▶ **RECORDS PROVIDED**:

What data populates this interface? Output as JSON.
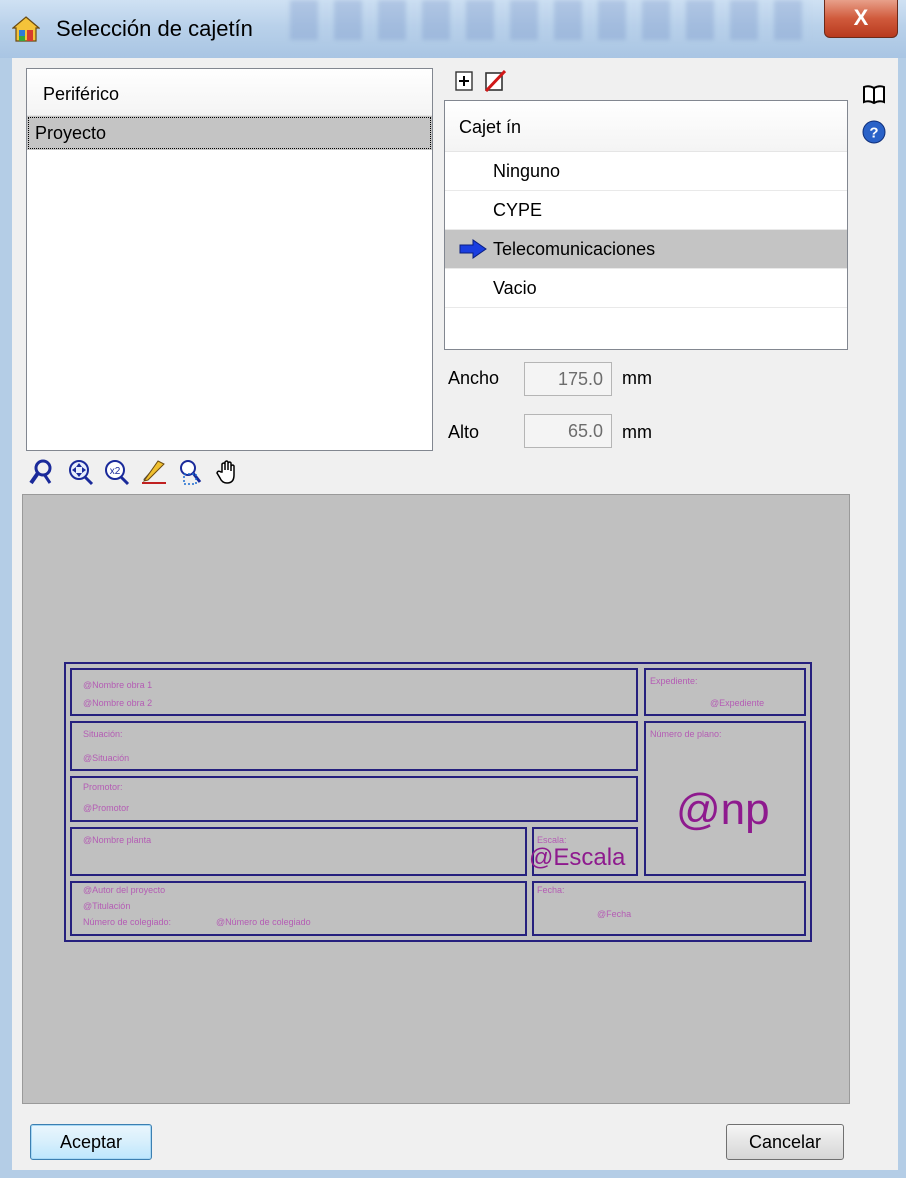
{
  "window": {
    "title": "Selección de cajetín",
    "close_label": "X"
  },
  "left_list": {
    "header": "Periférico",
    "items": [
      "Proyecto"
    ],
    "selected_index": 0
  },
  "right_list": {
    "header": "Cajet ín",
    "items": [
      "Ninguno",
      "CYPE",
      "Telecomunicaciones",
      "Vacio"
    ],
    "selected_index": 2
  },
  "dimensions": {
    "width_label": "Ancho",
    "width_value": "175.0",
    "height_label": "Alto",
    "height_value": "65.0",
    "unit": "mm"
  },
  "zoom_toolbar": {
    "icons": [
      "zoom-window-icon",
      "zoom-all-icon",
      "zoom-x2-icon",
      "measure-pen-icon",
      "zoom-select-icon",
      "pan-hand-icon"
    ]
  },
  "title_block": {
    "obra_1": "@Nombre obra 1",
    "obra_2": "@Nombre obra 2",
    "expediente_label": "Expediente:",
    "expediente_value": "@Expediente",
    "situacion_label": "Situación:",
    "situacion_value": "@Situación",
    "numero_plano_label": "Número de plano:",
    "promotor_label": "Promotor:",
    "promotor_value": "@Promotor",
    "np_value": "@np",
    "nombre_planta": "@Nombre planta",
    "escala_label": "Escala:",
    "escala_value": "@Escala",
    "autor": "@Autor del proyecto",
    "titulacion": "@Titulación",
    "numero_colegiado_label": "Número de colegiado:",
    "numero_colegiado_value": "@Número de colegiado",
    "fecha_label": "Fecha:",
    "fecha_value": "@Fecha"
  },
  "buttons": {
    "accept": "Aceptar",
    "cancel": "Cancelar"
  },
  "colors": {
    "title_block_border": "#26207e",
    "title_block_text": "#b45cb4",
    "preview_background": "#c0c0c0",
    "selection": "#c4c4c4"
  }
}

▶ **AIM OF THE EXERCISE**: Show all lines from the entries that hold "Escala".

▶ **SOLVED PROBLEM**:
    "escala_label": "Escala:",
    "escala_value": "@Escala",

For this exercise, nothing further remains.